Iranian President Hassan Rowhani receiving visiting Belgian Foreign Minister Didier Reynders at the Presidential office in Tehran yesterday.
TEHRAN: Iran and world powers will hold technical talks “next week” in Vienna ahead of a political meeting to negotiate a comprehensive nuclear deal, a top Iranian negotiator said yesterday.
Iran and the P5+1 group of world powers agreed last week on a timetable and framework for the negotiations for an accord that would allay Western concerns about Iran’s nuclear programme in return for the lifting of crippling sanctions.
“The issues on the agenda are enrichment (of uranium), the lifting of sanctions and international cooperation on peaceful nuclear energy,” said Abbas Araqchi, also a deputy foreign minister.
Cited by the official Irna news agency, Araqchi said the talks would take place on the sidelines of a meeting of the International Atomic Energy Agency’s Board of Governors “next week.”
He did not specify the dates but the board is set to convene a meeting in Vienna from March 3 to 7.
Negotiators hope to reach a final accord by July 20, when an interim agreement reached in November is set to expire.
Western nations and Israel have long suspected Iran of pursuing a nuclear weapons capability alongside its civilian programme, charges denied by Tehran.
Under the interim deal, Iran agreed to curb or freeze parts of its nuclear programme for six months in exchange for limited sanctions relief. The agreement came into effect January 20.
Political directors from the P5+1 group of world powers — the United States, Britain, France, China and Russia plus Germany — are set to resume talks with Iranian nuclear negotiators on March 17 in Vienna.
EU foreign policy chief Catherine Ashton, lead negotiator for the P5+1, will visit Tehran on March 9 and 10, according to Iranian media reports.
Meanwhile, Israeli Prime Minister Benjamin Netanyahu yesterday expressed concern at the progress of talks between world powers and Iran, saying that Tehran still sought to acquire a nuclear arms capability.
“Iran, in fact, is getting everything and giving virtually nothing,” he told the cabinet on the eve of a visit by German Chancellor Angela Merkel, and said he would discuss the issue with her.
“I view with concern the fact that Iran believes that it will realise its plan to become a threshold nuclear state with an enrichment capacity that it thinks cannot be touched, with the ability to develop both nuclear weapons and inter-continental missiles, which it is continuing to work on unhindered,” he said in remarks relayed by his office.

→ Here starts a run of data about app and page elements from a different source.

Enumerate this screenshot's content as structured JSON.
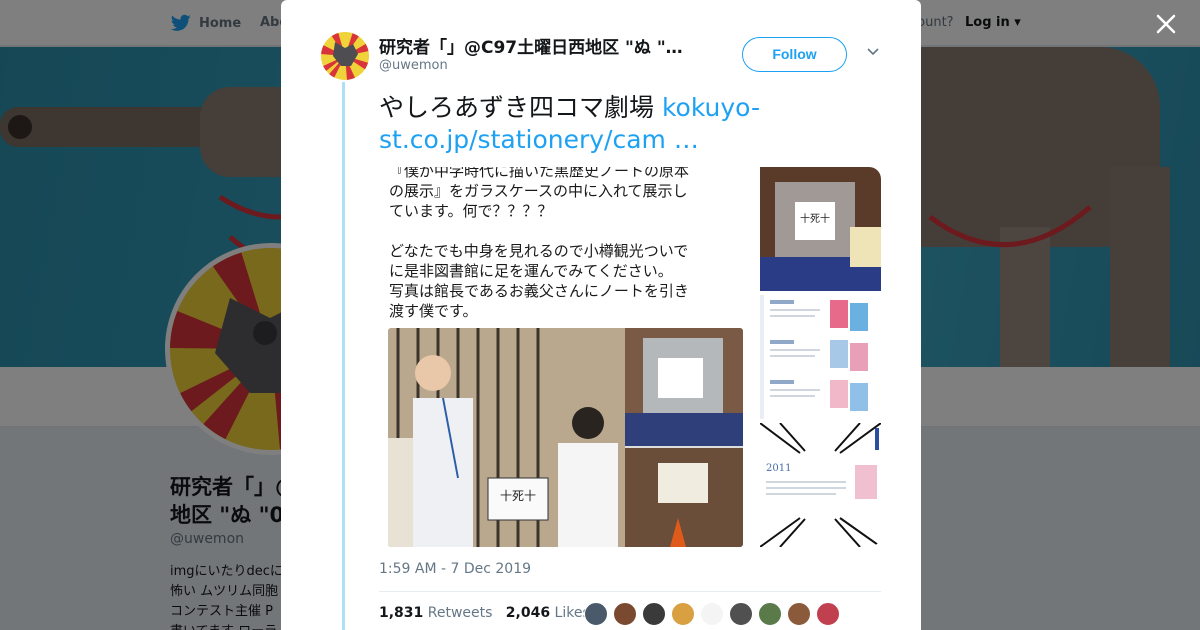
{
  "nav": {
    "home": "Home",
    "about": "Abo",
    "account_prompt": "count?",
    "login": "Log in"
  },
  "profile": {
    "name_line1": "研究者「」@",
    "name_line2": "地区 \"ぬ \"0",
    "handle": "@uwemon",
    "bio_lines": [
      "imgにいたりdecに",
      "怖い ムツリム同胞",
      "コンテスト主催 P",
      "書いてます ローラ"
    ]
  },
  "tweet": {
    "display_name": "研究者「」@C97土曜日西地区 \"ぬ \"…",
    "handle": "@uwemon",
    "follow_label": "Follow",
    "text_main": "やしろあずき四コマ劇場 ",
    "text_link": "kokuyo-st.co.jp/stationery/cam …",
    "image_text_lines": [
      "『僕が中学時代に描いた黒歴史ノートの原本",
      "の展示』をガラスケースの中に入れて展示し",
      "ています。何で？？？？",
      "",
      "どなたでも中身を見れるので小樽観光ついで",
      "に是非図書館に足を運んでみてください。",
      "写真は館長であるお義父さんにノートを引き",
      "渡す僕です。"
    ],
    "timestamp": "1:59 AM - 7 Dec 2019",
    "retweets_count": "1,831",
    "retweets_label": "Retweets",
    "likes_count": "2,046",
    "likes_label": "Likes"
  },
  "icons": {
    "close": "close-icon",
    "chevron": "chevron-down-icon",
    "bird": "twitter-bird-icon"
  },
  "colors": {
    "brand": "#1da1f2",
    "banner": "#36a2bf",
    "thread_line": "#ade0f9"
  }
}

“This is the current situation. The permanent agreement cannot render this situation permanent. It must dismantle the Iranian ability to either produce or launch nuclear weapons,” he added. Germany — with the United States, China, Russia, Britain and France — is a member of the P5 + 1 group seeking to forge a lasting nuclear accord to resolve a decade-old stand-off over Iran’s nuclear ambitions.
An op-ed piece by German Foreign Minister Frank-Walter Steinmeier published yesterday in the top-selling Israeli daily Yediot Aharonot told Israelis: “You are not alone.” “The Iranian nuclear programme looms threateningly on the horizon,” he wrote.
“The United States, Russia, China, Britain, France and Germany are debating in Vienna the future of Iran’s nuclear programme. Our objective is clear: Iran must be prevented from acquiring nuclear arms.”
Netanyahu’s strategic affairs minister, Yuval Steinitz met Washington’s chief negotiator at the Iran talks, Wendy Sherman, who briefed him on the negotiations, Israeli army radio said.